I believe that the cover of Incarceron couldn’t be more perfect for the book. It depicts the key, which is the central symbol of the novel. The background, which is an assortment of clogs and other clock-y stuff as well as some dead leaves, represents the mechanical-ness of the Prison, and the dead leaves denote the hopelessness of escape and death that emanates with life in the Prison.  It’s not a pretty cover, but it’s a fascinating and thought-provoking one, and one of the best I’ve seen in a while.
Ok. Enough about the outside- now let’s delve into the inside (“delve” is my new favorite word, by the way, so beware- I might use it excessively in this review. Forgive me in advance).
Incarceron is a dark story, indeed. When I first started it, it seemed almost like a steam-punk novel. I didn’t think it quite was steam-punk, though. It had all the aspects of a steampunk aside from the use of steam. J A very essential aspect for a steampunk, indeed. But what it is is one of those books that sucks you in, and you can feel everything. I felt the heaviness, the taste of the metal in the air inside the Prison. I felt the red eyes watching me, all the time, everywhere. I could feel the darkness envelope me, literally and figuratively, as it did Finn. It’s one of the best written stories I’ve read in a long time. Ms. Fisher did a magnificent job weaving this intricate saga- that’s one of the ways that it’s mind-blowing. I can’t imagine ever dreaming up such a brilliant tale.
One thing I didn’t really like, though, was the switching back and forth from Finn’s account to Claudia’s account. I never like that kind of switching back and forth in books- it confuses me and it’s frustrating. But I understand that it was really the best way to write the book, since Claudia and Finn were in different worlds (I hope that’s not giving away anything- it’s kind of obvious from the beginning though…). Also, the book was kind of lengthy. 464 pages is a pretty long novel. It wasn’t that I got bored with it. It was just that…well, it seemed stretched out. It was beginning to get tiring. But it’s not reason enough to not read the book. I still have a high regard for Incarceron and its creator, the marvelous Catherine Fisher.  
In conclusion, Incarceron was a refresher. I haven’t read a fantasy that great in a long time (though I don’t read a whole lot of fantasy in the first place…but I digress. Again.) I hear that there’s a movie coming out in 2013, and to be honest I’m itching to see it! And me, being ignorant, didn’t know that the sequel to Incarceron, Sapphique, was already out. So now it’s on hold for me at the library, and I’m dying to find out what crazy, impossible, mind-blowing thing happens next for Finn and Claudia.
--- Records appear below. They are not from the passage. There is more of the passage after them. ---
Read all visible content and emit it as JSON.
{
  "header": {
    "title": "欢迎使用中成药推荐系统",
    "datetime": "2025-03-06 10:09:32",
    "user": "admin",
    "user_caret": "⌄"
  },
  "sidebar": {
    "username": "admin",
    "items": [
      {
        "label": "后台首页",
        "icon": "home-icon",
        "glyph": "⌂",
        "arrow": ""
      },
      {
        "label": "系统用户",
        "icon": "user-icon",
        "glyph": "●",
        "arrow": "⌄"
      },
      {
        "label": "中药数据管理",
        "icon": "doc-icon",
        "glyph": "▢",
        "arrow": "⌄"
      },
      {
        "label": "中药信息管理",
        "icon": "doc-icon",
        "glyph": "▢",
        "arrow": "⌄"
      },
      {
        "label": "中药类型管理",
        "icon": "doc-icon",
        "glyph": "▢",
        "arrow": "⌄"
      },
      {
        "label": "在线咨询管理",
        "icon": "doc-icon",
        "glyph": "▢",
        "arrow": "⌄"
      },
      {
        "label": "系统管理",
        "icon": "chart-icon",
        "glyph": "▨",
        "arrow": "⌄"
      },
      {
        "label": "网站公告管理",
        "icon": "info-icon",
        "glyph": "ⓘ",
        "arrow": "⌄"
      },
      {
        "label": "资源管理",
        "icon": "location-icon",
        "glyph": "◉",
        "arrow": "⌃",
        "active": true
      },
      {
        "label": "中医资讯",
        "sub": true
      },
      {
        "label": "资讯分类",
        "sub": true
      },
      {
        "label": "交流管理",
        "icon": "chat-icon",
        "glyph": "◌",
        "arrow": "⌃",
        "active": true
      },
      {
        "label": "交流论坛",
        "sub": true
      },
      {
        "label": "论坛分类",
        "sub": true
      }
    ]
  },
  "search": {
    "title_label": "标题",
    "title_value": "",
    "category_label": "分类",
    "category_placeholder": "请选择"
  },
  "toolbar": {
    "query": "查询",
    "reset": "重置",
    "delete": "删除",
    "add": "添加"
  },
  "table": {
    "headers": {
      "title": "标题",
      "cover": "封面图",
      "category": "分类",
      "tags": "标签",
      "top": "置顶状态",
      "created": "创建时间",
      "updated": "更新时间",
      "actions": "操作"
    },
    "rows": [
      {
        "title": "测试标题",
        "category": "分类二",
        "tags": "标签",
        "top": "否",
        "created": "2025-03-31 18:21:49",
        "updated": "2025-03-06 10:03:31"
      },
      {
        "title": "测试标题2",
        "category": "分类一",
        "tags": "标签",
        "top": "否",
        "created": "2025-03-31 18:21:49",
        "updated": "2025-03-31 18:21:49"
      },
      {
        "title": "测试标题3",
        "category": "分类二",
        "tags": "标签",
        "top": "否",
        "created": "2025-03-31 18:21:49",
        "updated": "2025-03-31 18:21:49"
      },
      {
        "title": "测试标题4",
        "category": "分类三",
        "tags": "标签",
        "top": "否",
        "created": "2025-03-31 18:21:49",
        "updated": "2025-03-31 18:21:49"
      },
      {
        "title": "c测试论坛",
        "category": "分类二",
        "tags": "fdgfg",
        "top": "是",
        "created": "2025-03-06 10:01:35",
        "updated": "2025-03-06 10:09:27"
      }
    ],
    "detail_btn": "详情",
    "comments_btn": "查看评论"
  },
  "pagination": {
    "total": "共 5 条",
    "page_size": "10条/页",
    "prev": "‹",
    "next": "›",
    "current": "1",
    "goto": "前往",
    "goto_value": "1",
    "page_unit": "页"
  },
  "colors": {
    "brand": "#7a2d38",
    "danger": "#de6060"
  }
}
And I guess you’ll have to wait and read my next review to see if I like Sapphique. J
Quick Content Review:
Profanity: Minor- Mild (Four uses of the b-word)
Violence: Mild- Heavy (More on the mild side, but the heavy rating is just for the one scene with Jormanric (sp?) before Finn and his companions leave for their journey. It was a bit descriptive…and bit of a stomach churner. But aside from that, there were only a couple other very mild scenes…a death of a woman by falling down a ravine and someone else is stabbed. No description.)
Sexual: None- Minor (only a brief comment from Casper about him being ok with Claudia having lovers after their wedding, which is clearly something she wouldn’t do. Some people insinuate that Jared and Claudia have a sexual relationship, but that is entirely not true and the idea disgusts both of them.)